RJ: The Jitsie Jots Podcast just had its finale in April, and it was a mix of readings of The Crush Chronicles essays that were already published on my Substack, and a small series I had begun called Why Do We Do That? in which I would research holidays and their traditions and explain why we still do certain things today, like eating turkey at Thanksgiving or putting up Christmas trees in December. Though these were very fun to research and produce, I’m dropping the series to focus on The Crush Chronicles.

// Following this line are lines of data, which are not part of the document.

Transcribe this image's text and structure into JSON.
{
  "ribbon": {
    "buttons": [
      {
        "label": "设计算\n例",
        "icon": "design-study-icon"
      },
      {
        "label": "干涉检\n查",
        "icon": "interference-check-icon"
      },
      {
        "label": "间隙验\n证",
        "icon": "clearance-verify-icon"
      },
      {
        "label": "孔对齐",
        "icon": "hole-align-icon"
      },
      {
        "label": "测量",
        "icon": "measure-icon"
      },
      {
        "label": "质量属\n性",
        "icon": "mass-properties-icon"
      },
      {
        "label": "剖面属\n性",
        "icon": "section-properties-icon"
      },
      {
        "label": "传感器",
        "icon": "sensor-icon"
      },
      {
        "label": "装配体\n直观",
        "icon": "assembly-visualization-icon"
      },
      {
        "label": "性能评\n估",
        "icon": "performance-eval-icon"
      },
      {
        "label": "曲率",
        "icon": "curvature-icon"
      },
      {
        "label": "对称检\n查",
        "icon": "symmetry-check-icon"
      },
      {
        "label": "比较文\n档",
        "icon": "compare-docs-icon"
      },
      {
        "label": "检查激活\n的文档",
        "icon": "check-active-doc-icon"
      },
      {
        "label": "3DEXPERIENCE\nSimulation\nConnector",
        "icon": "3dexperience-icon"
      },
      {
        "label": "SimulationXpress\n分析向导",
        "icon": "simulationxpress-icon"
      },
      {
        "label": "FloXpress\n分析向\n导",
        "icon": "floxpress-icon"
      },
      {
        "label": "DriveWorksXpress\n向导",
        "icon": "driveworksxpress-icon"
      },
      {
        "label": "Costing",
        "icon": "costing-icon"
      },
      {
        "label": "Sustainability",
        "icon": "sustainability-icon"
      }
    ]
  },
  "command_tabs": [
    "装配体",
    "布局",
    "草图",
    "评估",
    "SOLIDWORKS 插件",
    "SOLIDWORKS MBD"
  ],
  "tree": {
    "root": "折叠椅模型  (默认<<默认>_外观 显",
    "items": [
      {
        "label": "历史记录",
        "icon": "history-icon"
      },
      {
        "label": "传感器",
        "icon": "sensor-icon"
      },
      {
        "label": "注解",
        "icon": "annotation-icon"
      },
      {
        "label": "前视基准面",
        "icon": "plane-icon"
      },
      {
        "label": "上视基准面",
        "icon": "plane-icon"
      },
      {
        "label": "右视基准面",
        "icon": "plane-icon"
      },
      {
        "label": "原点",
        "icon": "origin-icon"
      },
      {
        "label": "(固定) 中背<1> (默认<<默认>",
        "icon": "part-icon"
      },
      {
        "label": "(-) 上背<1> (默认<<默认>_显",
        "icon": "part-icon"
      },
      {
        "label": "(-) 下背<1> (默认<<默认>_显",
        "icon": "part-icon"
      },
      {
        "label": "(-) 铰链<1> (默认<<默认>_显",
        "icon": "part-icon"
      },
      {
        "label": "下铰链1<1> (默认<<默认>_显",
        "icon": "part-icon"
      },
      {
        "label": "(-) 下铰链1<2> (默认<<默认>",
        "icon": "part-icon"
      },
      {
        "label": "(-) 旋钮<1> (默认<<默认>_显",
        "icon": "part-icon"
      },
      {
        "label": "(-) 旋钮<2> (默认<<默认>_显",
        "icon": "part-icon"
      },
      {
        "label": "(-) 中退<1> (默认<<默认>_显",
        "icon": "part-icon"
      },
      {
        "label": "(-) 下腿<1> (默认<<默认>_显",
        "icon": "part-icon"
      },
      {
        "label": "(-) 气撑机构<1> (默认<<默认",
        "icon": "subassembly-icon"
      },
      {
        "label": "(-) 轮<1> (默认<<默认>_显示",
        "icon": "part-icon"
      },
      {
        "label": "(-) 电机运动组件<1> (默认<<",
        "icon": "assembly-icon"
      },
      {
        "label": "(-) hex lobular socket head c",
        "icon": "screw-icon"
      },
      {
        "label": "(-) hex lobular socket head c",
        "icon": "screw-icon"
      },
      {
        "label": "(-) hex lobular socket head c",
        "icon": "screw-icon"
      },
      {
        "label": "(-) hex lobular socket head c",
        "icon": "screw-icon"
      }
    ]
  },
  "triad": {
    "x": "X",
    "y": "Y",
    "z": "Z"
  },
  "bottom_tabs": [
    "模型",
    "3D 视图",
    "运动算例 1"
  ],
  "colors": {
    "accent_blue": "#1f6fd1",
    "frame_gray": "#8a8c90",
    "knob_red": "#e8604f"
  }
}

The Jitsie Jots Podcast is likely going to be renamed to The Crush Chronicles and return this fall, in late August or early September. I will continue with the readings for the first part of each episode, but I will be adding short interviews with others about their own experiences with crushes for the second half. A lot of the human experience is interacting with each other, and I know I am not the only one with fun, unique, or impactful stories to tell in this regard. I’m even hoping to book a therapist and/or psychologist to help us understand why the crush is such a big deal to us at such a young age, or any age for that matter.

BD: Likewise, how can readers find new and previously released episodes?

RJ: Everything will always be on my Substack: The Jitsie Jots Podcast is also fully released on Spotify and Apple Podcasts, and when I come back with my revamped podcast this fall, all episodes will still be released on all of these platforms.

BD: Are there any other projects on which you are working that you’re able to share with readers?

RJ: The Crush Chronicles is my main focus, but I did celebrate my first publication in a short anthology titled Royal Blood.Magic Wand back in February of this year. You may also go to my website ( and check out The 9 Lives of Rachel Jitsawat, which teases future writings I plan serialize once The Crush Chronicles has been completed.

BD: Lastly, what would you like to tell fans who want to learn more about your work and follow you on social media? 

RJ: You can visit me on any of my platforms. My website has samples of my work and what I plan on writing in the future. My Substack is the best place to keep up with my work, because if you subscribe it gets delivered straight to your inbox as soon as I publish, which I do bi-weekly. You can also find me on Instagram (@racheljitsawat). I also have a Linktree which has all of these plus any miscellaneous links, like Buy Me A Coffee and Linkedin.

Barbra Dillon, Fanbase Press Editor-in-Chief




Leave a Comment

Scroll to Top